Sage Foreman, a 13-year-old “Kid Science Advisor” who attends Centerra Mirage STEM Academy in Goodyear, Ariz., had pitched his idea to Arizona Governor Doug Ducey and the White House last year as a way to advance science and technology in Arizona and beyond.
This week, more than 1,100 Arizona students are taking part in the educational field trips.
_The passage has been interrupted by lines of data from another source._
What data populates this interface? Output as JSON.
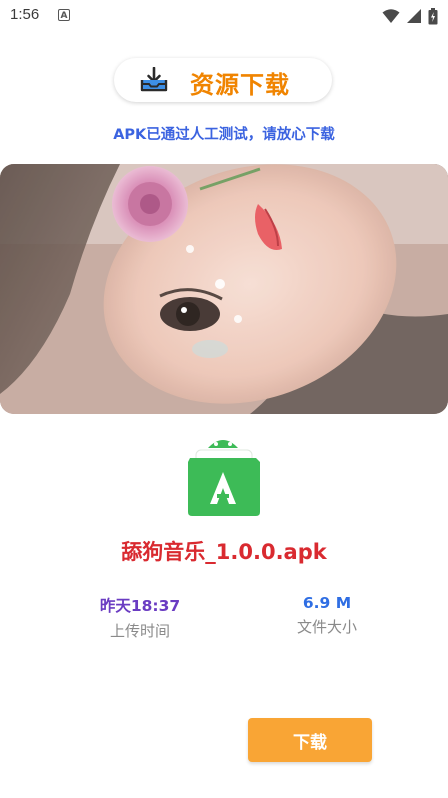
{
  "status_bar": {
    "time": "1:56",
    "notification_icon": "a-box-icon",
    "icons": [
      "wifi-icon",
      "signal-icon",
      "battery-icon"
    ]
  },
  "header": {
    "icon": "download-tray-icon",
    "title": "资源下载"
  },
  "notice": "APK已通过人工测试，请放心下载",
  "banner": {
    "image": "portrait-photo-banner"
  },
  "app": {
    "icon": "android-folder-icon",
    "name": "舔狗音乐_1.0.0.apk"
  },
  "info": {
    "upload_time_value": "昨天18:37",
    "upload_time_label": "上传时间",
    "file_size_value": "6.9 M",
    "file_size_label": "文件大小"
  },
  "actions": {
    "download_label": "下载"
  },
  "colors": {
    "accent_orange": "#f08400",
    "button_orange": "#f9a535",
    "notice_blue": "#3b63e0",
    "app_name_red": "#d92a30",
    "time_purple": "#6a3cc2",
    "size_blue": "#2f6ee3",
    "android_green": "#3dbb57"
  }
}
More than a dozen Arizona companies and organizations have joined on as partners and are opening their doors to deliver hands-on learning for students interested in tech-based careers.
The companies and organizations include: Honor Health, Translational Genomics Research Institute, Pinnacle Transplant Technology, Paypal, ASU Biodesign, ASU LeRoy Eyring Center for Solid State Science, University of Arizona College of Medicine – Phoenix, Delta Technology, Grand Canyon University, Honeywell, State Farm Advanced Business Learning and the Arizona Air National Guard’s 161st Air Refueling Wing.
In October, Governor Ducey hosted the inaugural Chief Science Officer Capitol Summit in which 200 Chief Science Officers (CSOs) representing 120 schools from across Arizona learned to advocate on policy issues such as science, technology, engineering and mathematics (STEM). The students collaborated with experts in the legislative process and pitched their ideas to the Governor.
Sage presented his idea to Governor Ducey at that summit.
“More than 1,100 students will have benefited from these field trips and hopefully some of them will end up working for a company they visited during National Technology Field Trip Day,” Foreman said. “If I could do this as a student, an organization with greater reach could help spread this idea across the nation!”
“We are so proud of students like Sage and others involved in the CSO program, who are doing an amazing job engaging students with private industry and contributing to Arizona’s growing STEM culture,” said Sandra Watson, Arizona Commerce Authority President, and CEO. “Sparking our young people’s interest in STEM is critical to sustaining our innovation economy.”
The CSO program was launched last year by Dr. Jeremy Babendure and his team at Arizona SciTech, which is a division of the Arizona Commerce Authority (ACA). The CSO program, a collaborative initiative of the ACA and the Arizona Technology Council Foundation, is the first of its kind nationwide, empowering students to become ambassadors for STEM education. Through the program, 6th- to 12th-grade students are elected by their classmates to serve as STEM liaisons for their community, private industry, and tech-based organizations.